    Now, at the risk of sounding ignorant, how would oscillation cause this problem? The voltage on the input pins would be within the voltage limits of the OPA1604. I understand how oscillating the output will cause heat to build-up in the part, but I wouldn't expect a catastrophic instantaneous "POP".

  • Hello Jason,

    If the voltage on the input pins says within the voltage limits of the OPA1604, I too would not expect an instananeous "POP". My thought was that if the op amp output was oscillating, it could cause something else on the board to exceed the ratings of the OPA1604 and therefore cause an EOS event.

    Here is the link to the TI Precision Lab videos again.

    -Tim Claycomb

  • Tim,

    That video link works, thank you!

    Section 11.1 on ESD events was particularly helpful in explaining the operation of the "absorption device".
    It explains how the "absorption device" works, and is limited to mAs continuous current.
    I had always assumed the internal protection was simply the diodes shunting the voltage into the supplies.
    I was not aware that the diodes were, in fact, turning on an active current shunt.
    I have a far better understanding of the input protection now.

    Based on that video and 12.1, I am beginning to think that it was an excessively large ESD event that blew out the "absorption device", leaving it permanently in a shorted state. This, of course, would cause a rapid build up of heat. I could buy that this rapid heat buildup could blow out the side of the package.

    Due to project deadlines, I was forced to continue with the other boards we have in stock, and hope for the best. Fortunately, I have not had a repeat blow-out! This also leads me to believe it was an ESD event. Since, it occurred at the moment the external device was plugged in, I am thinking I must have had a huge charge on the device.

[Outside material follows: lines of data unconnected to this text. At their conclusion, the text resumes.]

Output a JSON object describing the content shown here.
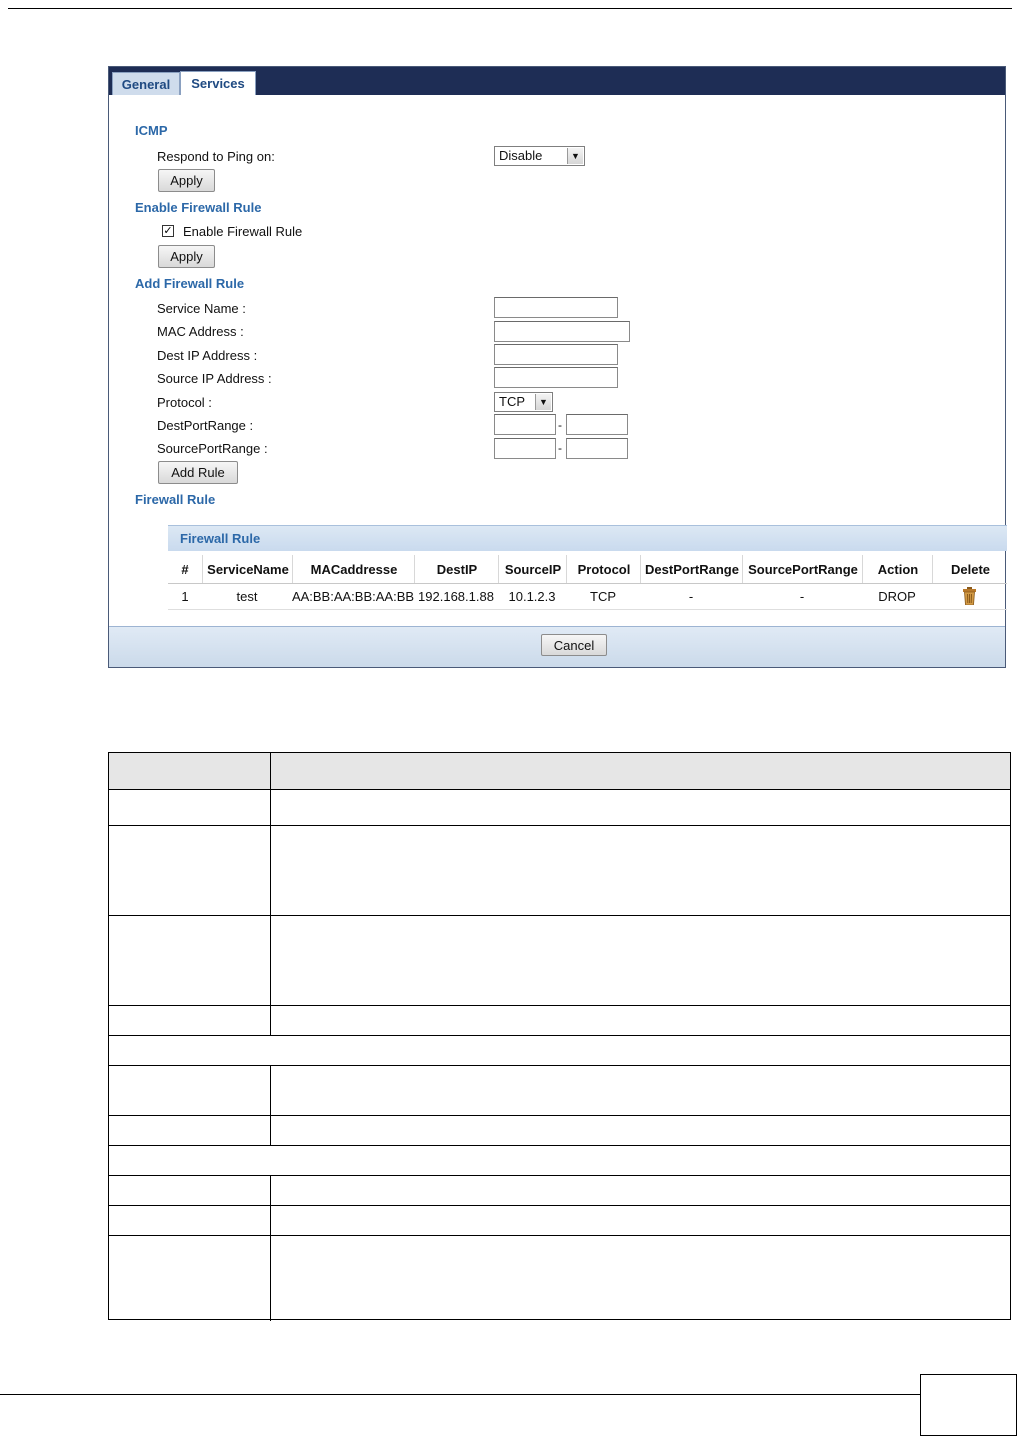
{
  "tabs": {
    "general": "General",
    "services": "Services"
  },
  "icmp": {
    "title": "ICMP",
    "respond_label": "Respond to Ping on:",
    "respond_value": "Disable",
    "apply": "Apply"
  },
  "enable_rule": {
    "title": "Enable Firewall Rule",
    "checkbox_label": "Enable Firewall Rule",
    "checked": true,
    "apply": "Apply"
  },
  "add_rule": {
    "title": "Add Firewall Rule",
    "service_name": "Service Name :",
    "mac_address": "MAC Address :",
    "dest_ip": "Dest IP Address :",
    "source_ip": "Source IP Address :",
    "protocol": "Protocol :",
    "protocol_value": "TCP",
    "dest_port": "DestPortRange :",
    "source_port": "SourcePortRange :",
    "dash": "-",
    "add_button": "Add Rule"
  },
  "firewall_rule": {
    "section_title": "Firewall Rule",
    "table_title": "Firewall Rule",
    "columns": [
      "#",
      "ServiceName",
      "MACaddresse",
      "DestIP",
      "SourceIP",
      "Protocol",
      "DestPortRange",
      "SourcePortRange",
      "Action",
      "Delete"
    ],
    "rows": [
      [
        "1",
        "test",
        "AA:BB:AA:BB:AA:BB",
        "192.168.1.88",
        "10.1.2.3",
        "TCP",
        "-",
        "-",
        "DROP"
      ]
    ]
  },
  "footer": {
    "cancel": "Cancel"
  },
  "icons": {
    "delete": "trash-icon",
    "dropdown": "chevron-down-icon",
    "check": "checkmark-icon"
  },
  "colors": {
    "tabbar": "#1e2d55",
    "section_title": "#2c68a8",
    "panel": "#c9daee"
  }
}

    Thank you very much!

  • Hello Jason,

    I'm glad the videos were helpful! Please let me know if you have any other questions.

    -Tim Claycomb